Again we have a statement of the reporter of the 'Hobart Town Courier' of January 1850, who stated that the windows, 'A large eastern window of three lights and a smaller one of two lights on the north side......,are the work of Mr. O'Connor, a London artist'. A closer comparison of the two windows reveals that 'the smaller one of two lights' is of distinctly inferior workmanship to that of the Est window, and a careful comparison reveals a marked similarity of workmanship between this window and the restored portions of the East window, which suggests the explanation that the East window was entrusted to Mr. O' Connor for restoration, and that he was commissioned to execute the smaller window in the same style and to dispatch both windows to Buckland. This may easily have led tpo the association of his name with both windows in the nespaper report.
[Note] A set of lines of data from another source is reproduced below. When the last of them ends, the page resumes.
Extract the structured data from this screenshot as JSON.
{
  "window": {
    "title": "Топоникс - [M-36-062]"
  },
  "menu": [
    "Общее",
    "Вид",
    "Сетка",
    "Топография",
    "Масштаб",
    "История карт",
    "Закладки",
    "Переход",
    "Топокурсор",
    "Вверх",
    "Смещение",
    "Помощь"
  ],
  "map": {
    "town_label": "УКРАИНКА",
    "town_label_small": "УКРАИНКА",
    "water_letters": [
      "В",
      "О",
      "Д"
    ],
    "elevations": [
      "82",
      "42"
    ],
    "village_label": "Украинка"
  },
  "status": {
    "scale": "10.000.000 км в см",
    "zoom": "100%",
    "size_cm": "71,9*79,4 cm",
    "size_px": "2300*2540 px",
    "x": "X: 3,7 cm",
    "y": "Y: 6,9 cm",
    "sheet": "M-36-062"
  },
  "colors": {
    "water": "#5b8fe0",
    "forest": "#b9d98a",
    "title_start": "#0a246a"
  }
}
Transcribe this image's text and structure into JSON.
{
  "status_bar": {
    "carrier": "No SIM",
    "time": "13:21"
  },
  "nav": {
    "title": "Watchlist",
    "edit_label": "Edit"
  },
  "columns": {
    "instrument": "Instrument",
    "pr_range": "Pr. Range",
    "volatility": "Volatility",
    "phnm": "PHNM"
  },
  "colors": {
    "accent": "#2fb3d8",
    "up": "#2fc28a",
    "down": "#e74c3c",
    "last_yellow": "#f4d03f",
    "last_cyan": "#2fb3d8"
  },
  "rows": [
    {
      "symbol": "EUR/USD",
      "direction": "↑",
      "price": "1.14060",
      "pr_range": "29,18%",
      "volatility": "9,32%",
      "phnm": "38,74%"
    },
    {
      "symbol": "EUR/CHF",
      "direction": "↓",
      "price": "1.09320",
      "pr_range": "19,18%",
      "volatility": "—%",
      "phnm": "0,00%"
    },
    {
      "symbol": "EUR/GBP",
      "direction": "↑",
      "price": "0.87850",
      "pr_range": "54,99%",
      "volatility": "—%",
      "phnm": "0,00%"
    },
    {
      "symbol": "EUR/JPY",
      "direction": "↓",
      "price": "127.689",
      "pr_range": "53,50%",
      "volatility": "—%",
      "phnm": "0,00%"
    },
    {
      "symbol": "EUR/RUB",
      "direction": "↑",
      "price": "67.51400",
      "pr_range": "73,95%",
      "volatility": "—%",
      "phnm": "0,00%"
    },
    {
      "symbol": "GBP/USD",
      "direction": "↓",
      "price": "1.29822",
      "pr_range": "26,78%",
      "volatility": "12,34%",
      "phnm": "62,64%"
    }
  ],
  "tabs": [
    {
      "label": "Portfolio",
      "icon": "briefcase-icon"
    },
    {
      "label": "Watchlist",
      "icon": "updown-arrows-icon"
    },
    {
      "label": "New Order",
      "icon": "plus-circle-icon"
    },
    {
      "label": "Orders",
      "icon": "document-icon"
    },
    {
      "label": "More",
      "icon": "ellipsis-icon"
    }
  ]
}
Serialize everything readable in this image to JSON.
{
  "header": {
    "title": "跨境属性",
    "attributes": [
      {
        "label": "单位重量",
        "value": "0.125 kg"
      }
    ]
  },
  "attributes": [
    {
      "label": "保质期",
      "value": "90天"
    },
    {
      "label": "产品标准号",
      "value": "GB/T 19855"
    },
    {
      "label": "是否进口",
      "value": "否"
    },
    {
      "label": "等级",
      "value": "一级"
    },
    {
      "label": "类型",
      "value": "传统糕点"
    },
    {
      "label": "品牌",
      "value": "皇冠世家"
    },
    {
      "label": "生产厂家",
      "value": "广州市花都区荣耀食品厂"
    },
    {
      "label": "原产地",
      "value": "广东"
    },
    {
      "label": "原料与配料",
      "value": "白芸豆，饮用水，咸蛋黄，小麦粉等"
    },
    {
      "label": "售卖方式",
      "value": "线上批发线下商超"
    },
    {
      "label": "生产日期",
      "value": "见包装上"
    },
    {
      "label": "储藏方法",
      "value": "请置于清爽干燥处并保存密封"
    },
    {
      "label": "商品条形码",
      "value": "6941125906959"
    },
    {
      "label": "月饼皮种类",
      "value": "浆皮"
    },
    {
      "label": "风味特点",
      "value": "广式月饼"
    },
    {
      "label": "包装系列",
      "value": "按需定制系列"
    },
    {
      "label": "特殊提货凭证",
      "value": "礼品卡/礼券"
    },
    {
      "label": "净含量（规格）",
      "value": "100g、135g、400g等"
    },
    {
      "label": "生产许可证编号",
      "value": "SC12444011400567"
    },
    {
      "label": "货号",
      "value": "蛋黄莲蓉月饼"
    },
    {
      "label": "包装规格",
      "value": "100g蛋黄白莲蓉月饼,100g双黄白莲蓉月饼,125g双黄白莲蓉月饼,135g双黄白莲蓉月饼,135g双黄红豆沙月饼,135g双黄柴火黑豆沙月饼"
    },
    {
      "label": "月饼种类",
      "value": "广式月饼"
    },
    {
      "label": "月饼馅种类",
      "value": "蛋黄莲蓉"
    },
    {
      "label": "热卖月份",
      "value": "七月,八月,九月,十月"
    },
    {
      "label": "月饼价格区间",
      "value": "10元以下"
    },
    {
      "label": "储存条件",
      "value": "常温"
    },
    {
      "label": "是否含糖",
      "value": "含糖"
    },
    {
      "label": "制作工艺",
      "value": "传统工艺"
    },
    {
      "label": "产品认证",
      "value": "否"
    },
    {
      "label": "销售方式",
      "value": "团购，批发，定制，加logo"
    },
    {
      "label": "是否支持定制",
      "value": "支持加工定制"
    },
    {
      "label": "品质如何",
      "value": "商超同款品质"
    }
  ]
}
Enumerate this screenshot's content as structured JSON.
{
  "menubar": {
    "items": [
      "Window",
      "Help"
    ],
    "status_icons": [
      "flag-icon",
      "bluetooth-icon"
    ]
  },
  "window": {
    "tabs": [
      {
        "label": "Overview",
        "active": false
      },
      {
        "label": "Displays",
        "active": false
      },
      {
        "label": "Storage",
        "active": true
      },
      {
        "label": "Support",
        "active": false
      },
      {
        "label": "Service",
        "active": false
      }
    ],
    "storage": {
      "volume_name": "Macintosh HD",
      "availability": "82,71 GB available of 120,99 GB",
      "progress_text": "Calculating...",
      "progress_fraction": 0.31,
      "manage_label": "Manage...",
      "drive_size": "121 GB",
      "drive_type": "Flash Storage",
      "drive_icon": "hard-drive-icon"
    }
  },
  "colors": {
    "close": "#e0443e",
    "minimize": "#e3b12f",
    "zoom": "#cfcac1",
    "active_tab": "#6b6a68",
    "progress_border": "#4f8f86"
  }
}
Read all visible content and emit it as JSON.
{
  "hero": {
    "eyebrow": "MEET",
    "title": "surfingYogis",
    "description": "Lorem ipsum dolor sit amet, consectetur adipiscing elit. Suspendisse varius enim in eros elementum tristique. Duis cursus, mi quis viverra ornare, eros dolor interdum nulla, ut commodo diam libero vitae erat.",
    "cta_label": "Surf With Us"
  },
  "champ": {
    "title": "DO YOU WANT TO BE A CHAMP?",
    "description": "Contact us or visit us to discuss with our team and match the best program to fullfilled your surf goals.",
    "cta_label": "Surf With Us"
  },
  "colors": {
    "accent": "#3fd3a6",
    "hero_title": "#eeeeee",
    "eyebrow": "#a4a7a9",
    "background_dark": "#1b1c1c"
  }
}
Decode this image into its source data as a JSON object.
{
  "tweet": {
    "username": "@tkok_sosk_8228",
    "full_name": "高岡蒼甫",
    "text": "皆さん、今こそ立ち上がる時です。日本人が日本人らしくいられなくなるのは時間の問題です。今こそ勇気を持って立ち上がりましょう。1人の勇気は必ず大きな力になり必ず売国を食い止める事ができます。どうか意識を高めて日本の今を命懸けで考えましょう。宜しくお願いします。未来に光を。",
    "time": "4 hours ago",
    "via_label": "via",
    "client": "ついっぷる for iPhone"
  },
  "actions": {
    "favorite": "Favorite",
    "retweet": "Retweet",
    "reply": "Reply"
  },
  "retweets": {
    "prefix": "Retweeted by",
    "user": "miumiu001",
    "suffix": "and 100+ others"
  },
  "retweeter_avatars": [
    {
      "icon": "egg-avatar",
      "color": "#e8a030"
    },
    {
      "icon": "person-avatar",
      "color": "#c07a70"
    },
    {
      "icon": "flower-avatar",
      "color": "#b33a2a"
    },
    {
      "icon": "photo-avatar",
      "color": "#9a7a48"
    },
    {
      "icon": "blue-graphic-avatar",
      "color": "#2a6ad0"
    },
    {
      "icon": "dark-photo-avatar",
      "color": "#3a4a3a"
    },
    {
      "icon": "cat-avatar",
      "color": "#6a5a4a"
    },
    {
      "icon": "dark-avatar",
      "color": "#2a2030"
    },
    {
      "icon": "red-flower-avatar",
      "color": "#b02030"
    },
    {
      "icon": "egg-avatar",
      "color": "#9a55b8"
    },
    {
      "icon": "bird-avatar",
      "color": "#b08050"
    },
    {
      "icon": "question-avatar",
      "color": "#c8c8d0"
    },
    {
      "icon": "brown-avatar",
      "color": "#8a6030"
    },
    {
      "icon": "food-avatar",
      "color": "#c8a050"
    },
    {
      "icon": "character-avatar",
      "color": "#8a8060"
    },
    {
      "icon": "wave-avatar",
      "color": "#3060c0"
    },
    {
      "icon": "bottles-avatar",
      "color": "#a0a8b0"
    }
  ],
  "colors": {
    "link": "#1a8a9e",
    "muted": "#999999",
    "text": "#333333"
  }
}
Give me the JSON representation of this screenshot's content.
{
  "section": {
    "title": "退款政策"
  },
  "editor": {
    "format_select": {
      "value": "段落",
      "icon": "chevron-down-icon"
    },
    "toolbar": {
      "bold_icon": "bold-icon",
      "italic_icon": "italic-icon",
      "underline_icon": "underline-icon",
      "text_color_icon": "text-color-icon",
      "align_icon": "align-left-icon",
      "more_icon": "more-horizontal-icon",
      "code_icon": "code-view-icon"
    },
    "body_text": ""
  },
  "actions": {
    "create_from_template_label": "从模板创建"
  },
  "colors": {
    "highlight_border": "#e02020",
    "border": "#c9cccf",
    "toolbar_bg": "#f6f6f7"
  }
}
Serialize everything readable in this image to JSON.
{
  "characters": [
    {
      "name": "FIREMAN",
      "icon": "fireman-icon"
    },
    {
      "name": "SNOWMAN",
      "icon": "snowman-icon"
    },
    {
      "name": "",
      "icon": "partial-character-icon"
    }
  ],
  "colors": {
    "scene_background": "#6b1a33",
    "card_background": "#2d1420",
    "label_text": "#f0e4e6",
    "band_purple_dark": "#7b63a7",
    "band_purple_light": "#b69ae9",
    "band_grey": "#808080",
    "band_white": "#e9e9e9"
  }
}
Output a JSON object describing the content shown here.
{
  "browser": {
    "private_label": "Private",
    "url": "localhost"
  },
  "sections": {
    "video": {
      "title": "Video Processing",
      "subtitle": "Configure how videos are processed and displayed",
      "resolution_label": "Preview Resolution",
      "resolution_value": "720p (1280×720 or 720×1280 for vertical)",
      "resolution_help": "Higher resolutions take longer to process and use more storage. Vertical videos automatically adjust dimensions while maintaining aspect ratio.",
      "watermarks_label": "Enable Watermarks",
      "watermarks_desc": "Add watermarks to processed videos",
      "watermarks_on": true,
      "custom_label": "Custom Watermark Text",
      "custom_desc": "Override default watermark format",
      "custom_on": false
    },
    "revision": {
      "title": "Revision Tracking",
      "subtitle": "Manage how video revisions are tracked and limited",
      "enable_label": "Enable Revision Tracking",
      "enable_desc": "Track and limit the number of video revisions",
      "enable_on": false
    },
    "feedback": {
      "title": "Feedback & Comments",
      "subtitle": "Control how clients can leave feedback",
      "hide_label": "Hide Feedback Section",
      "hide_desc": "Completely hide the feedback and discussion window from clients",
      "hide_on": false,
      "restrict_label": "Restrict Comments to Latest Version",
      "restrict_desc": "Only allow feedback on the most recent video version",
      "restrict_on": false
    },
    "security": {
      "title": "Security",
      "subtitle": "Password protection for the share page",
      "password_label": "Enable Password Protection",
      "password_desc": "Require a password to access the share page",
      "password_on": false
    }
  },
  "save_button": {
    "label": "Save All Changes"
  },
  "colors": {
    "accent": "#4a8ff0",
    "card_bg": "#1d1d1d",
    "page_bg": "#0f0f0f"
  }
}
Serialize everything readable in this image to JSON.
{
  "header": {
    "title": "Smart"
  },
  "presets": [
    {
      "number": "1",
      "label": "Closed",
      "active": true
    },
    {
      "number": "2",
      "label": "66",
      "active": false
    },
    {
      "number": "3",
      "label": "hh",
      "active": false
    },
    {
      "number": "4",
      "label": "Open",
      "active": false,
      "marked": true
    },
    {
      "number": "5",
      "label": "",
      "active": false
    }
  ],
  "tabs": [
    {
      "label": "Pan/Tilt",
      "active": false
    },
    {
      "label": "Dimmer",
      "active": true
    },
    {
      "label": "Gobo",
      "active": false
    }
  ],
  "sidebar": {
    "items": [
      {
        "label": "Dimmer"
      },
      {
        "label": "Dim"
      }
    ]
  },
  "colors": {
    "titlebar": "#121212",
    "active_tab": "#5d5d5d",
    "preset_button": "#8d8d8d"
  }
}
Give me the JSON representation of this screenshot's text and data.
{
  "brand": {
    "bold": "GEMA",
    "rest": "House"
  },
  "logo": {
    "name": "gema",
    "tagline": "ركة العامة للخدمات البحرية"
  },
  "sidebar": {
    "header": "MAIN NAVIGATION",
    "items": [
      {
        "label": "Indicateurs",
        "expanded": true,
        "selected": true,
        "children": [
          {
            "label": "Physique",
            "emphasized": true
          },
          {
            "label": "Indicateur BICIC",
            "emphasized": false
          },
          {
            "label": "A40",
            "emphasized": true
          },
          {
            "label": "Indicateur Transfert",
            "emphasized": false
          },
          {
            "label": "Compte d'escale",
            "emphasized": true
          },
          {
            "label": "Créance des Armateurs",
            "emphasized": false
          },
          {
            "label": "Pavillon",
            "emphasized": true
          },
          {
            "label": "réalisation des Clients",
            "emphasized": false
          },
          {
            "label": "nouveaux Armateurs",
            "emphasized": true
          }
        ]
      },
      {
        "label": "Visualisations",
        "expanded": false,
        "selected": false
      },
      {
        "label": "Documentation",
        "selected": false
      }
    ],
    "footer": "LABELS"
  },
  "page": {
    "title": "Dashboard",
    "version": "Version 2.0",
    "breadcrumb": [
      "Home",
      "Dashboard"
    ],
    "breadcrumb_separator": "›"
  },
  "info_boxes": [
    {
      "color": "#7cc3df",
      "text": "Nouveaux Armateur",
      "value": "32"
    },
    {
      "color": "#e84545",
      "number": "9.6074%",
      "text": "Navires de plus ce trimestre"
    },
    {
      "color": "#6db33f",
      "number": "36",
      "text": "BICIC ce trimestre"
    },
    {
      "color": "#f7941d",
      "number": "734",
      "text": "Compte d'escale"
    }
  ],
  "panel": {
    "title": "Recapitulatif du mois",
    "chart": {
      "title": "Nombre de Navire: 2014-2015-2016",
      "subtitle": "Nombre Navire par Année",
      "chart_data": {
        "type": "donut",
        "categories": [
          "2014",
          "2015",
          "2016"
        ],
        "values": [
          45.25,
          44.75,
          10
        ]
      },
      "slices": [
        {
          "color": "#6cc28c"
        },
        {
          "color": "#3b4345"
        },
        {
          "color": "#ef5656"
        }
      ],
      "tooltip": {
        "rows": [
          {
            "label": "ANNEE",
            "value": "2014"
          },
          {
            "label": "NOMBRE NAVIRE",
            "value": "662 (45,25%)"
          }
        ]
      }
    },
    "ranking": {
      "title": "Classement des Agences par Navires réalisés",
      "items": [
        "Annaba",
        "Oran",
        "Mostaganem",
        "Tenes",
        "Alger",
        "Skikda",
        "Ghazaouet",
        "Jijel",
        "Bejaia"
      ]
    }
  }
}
The restored three light window in the church of St. John the Baptist, Buckland, Tasmania, parts of which are reputed to have come from Battle Abbey.

Revd. R.N. Fox: As the result of the examination of the condition of the window, it was decided that an expert be called in to give an opinion. The result was that the window was removed, sent by air to Sydney for re-leading and cleaning. Mr. P. Barnard of Standard Glass Studios who carried out the work reported as follows:

14th December 1960- 'An Opinion: the window has most probably been re-leaded at least four times (including the present year - 1960). Much of the patterned background is mid 19th century work having been copied from older painted glass which during burial, was damaged, and discarded as useless. I think this because practically all the present background glass is much too thin to be genuinely medieval. It may be that O'Connor thought that 19th century glass of his making was superior to the older stuff!   B Fact: the actual figure work is, undoubtedly, the genuine 14th century work; and after all it is the figures that are so important in the window, not borders and ornament.'